> [Work item] Word for word, repeat all of the entries below.
*** Opening of Source material ***
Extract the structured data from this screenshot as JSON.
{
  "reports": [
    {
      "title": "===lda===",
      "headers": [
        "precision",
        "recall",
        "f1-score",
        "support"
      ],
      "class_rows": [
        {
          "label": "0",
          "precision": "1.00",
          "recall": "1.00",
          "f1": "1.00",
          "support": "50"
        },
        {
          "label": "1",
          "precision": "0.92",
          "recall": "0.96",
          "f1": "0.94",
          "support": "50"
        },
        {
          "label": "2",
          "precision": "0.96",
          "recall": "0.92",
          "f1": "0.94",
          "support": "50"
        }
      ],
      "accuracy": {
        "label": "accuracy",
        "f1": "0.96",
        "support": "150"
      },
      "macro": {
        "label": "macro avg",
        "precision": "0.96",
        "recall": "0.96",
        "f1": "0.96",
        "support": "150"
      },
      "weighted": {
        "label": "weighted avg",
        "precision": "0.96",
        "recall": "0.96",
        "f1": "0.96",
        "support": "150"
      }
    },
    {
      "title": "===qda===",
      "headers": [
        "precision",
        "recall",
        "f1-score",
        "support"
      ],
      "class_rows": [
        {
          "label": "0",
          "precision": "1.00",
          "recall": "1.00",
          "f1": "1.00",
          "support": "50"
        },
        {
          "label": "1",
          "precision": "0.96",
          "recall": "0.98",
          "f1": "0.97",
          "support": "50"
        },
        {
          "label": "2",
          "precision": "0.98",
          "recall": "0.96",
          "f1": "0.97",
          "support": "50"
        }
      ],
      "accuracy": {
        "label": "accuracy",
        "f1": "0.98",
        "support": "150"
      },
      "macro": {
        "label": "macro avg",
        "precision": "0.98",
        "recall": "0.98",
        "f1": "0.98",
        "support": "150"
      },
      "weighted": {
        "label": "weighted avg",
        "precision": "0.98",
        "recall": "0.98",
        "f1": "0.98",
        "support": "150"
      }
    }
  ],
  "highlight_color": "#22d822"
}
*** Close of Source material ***
> [Your solution]
Extract the structured data from this screenshot as JSON.
{
  "reports": [
    {
      "title": "===lda===",
      "headers": [
        "precision",
        "recall",
        "f1-score",
        "support"
      ],
      "class_rows": [
        {
          "label": "0",
          "precision": "1.00",
          "recall": "1.00",
          "f1": "1.00",
          "support": "50"
        },
        {
          "label": "1",
          "precision": "0.92",
          "recall": "0.96",
          "f1": "0.94",
          "support": "50"
        },
        {
          "label": "2",
          "precision": "0.96",
          "recall": "0.92",
          "f1": "0.94",
          "support": "50"
        }
      ],
      "accuracy": {
        "label": "accuracy",
        "f1": "0.96",
        "support": "150"
      },
      "macro": {
        "label": "macro avg",
        "precision": "0.96",
        "recall": "0.96",
        "f1": "0.96",
        "support": "150"
      },
      "weighted": {
        "label": "weighted avg",
        "precision": "0.96",
        "recall": "0.96",
        "f1": "0.96",
        "support": "150"
      }
    },
    {
      "title": "===qda===",
      "headers": [
        "precision",
        "recall",
        "f1-score",
        "support"
      ],
      "class_rows": [
        {
          "label": "0",
          "precision": "1.00",
          "recall": "1.00",
          "f1": "1.00",
          "support": "50"
        },
        {
          "label": "1",
          "precision": "0.96",
          "recall": "0.98",
          "f1": "0.97",
          "support": "50"
        },
        {
          "label": "2",
          "precision": "0.98",
          "recall": "0.96",
          "f1": "0.97",
          "support": "50"
        }
      ],
      "accuracy": {
        "label": "accuracy",
        "f1": "0.98",
        "support": "150"
      },
      "macro": {
        "label": "macro avg",
        "precision": "0.98",
        "recall": "0.98",
        "f1": "0.98",
        "support": "150"
      },
      "weighted": {
        "label": "weighted avg",
        "precision": "0.98",
        "recall": "0.98",
        "f1": "0.98",
        "support": "150"
      }
    }
  ],
  "highlight_color": "#22d822"
}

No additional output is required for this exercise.